Can smartness be an obstacle to improve French language?
What’s to be smart?
First, I think being smart is making quick relation between several things. Having a lot of knowledge can help but it’s not because you know a lot that you are smart.
Secondly, there are different kinds of smartness. Drawing, singing, dancing are all smartness in different ways. A repair-man needs to be smart with his hands, feel the space and tools, and he can see very quickly what’s going on and how to fix it the most efficient way. Smartness has not only to do with the brain. Actually the brain is just a part of your global smartness.
As I told in a previous post, we as grown-ups, we think we know the appropriate behavior, consider ourselves as smart and think we only need to use our brain to learn effectively. That’s wrong. The brain is just the conscious part that can help to dispatch the tasks among the whole body.
We think the more French conjugation or grammar we know the more we can be fluent quickly but, there is nothing more disconnected to the reality than repeating conjugation in the right order (je, tu, il, nous, vous, ils). Nobody can expect to sing this melody in real life. We need a complete and global tool, using all senses and lead by the brain.
The main problem is that we give the brain too much tasks whereas the most effective ones needs to be done by other body organs and body parts.
If using much your brain makes you someone smart, using it less can make you even smarter when learning a language. Like a good manager, learn how to delegate.

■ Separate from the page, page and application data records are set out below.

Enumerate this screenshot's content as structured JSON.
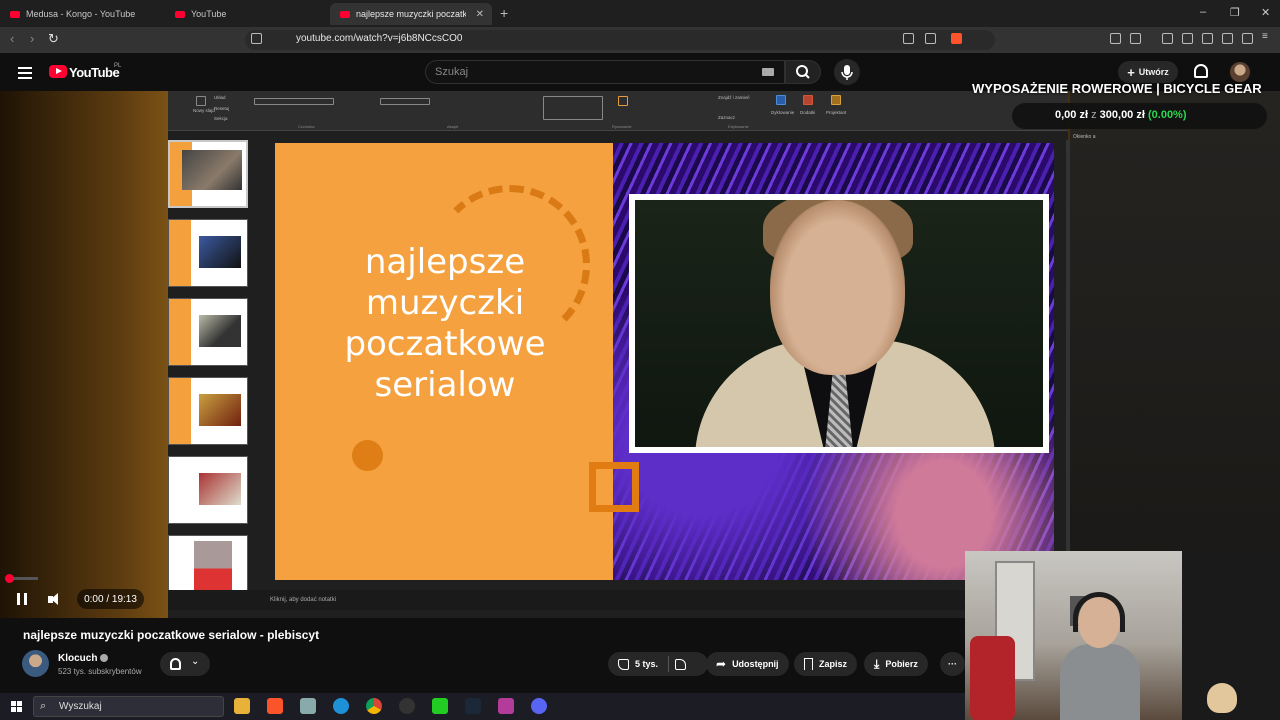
{
  "browser": {
    "tabs": [
      {
        "label": "Medusa - Kongo - YouTube",
        "active": false
      },
      {
        "label": "YouTube",
        "active": false
      },
      {
        "label": "najlepsze muzyczki poczatkow",
        "active": true
      }
    ],
    "url": "youtube.com/watch?v=j6b8NCcsCO0",
    "window_controls": [
      "–",
      "❐",
      "✕"
    ]
  },
  "youtube": {
    "logo": "YouTube",
    "region": "PL",
    "search_placeholder": "Szukaj",
    "create_label": "Utwórz"
  },
  "slides": {
    "ribbon_items": [
      "Układ",
      "Resetuj",
      "Sekcja",
      "Nowy slajd",
      "Czcionka",
      "Akapit",
      "Rysowanie",
      "Edytowanie",
      "Dyktowanie",
      "Dodatki",
      "Projektant",
      "Znajdź i zamień",
      "Zaznacz"
    ],
    "title_lines": [
      "najlepsze",
      "muzyczki",
      "poczatkowe",
      "serialow"
    ],
    "notes_placeholder": "Kliknij, aby dodać notatki",
    "right_panel_label": "Okienko a"
  },
  "overlay": {
    "goal_title": "WYPOSAŻENIE ROWEROWE | BICYCLE GEAR",
    "goal_current": "0,00 zł",
    "goal_sep": "z",
    "goal_target": "300,00 zł",
    "goal_pct": "(0.00%)",
    "goal_progress": 0
  },
  "player": {
    "time": "0:00 / 19:13",
    "progress_fraction": 0
  },
  "video_info": {
    "title": "najlepsze muzyczki poczatkowe serialow - plebiscyt",
    "channel": "Klocuch",
    "subscribers": "523 tys. subskrybentów",
    "likes": "5 tys.",
    "share_label": "Udostępnij",
    "save_label": "Zapisz",
    "download_label": "Pobierz",
    "more_label": "···"
  },
  "taskbar": {
    "search_label": "Wyszukaj"
  },
  "colors": {
    "slide_orange": "#f5a13f",
    "accent_red": "#ff0033",
    "goal_green": "#28d94f"
  }
}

I have students learning also sign language and it has something interesting and more lively than voiced language. Because when you ask for the time, say yes or no in almost every country it will be the same gesture. And you don’t even need to think of a word, before asking “what time is it?”. You just express it.
If you think being smart with your brain can help you with language, I tell you, thinking too much is a trap when learning languages. And remember, kids don’t ever think about grammar rules. Never.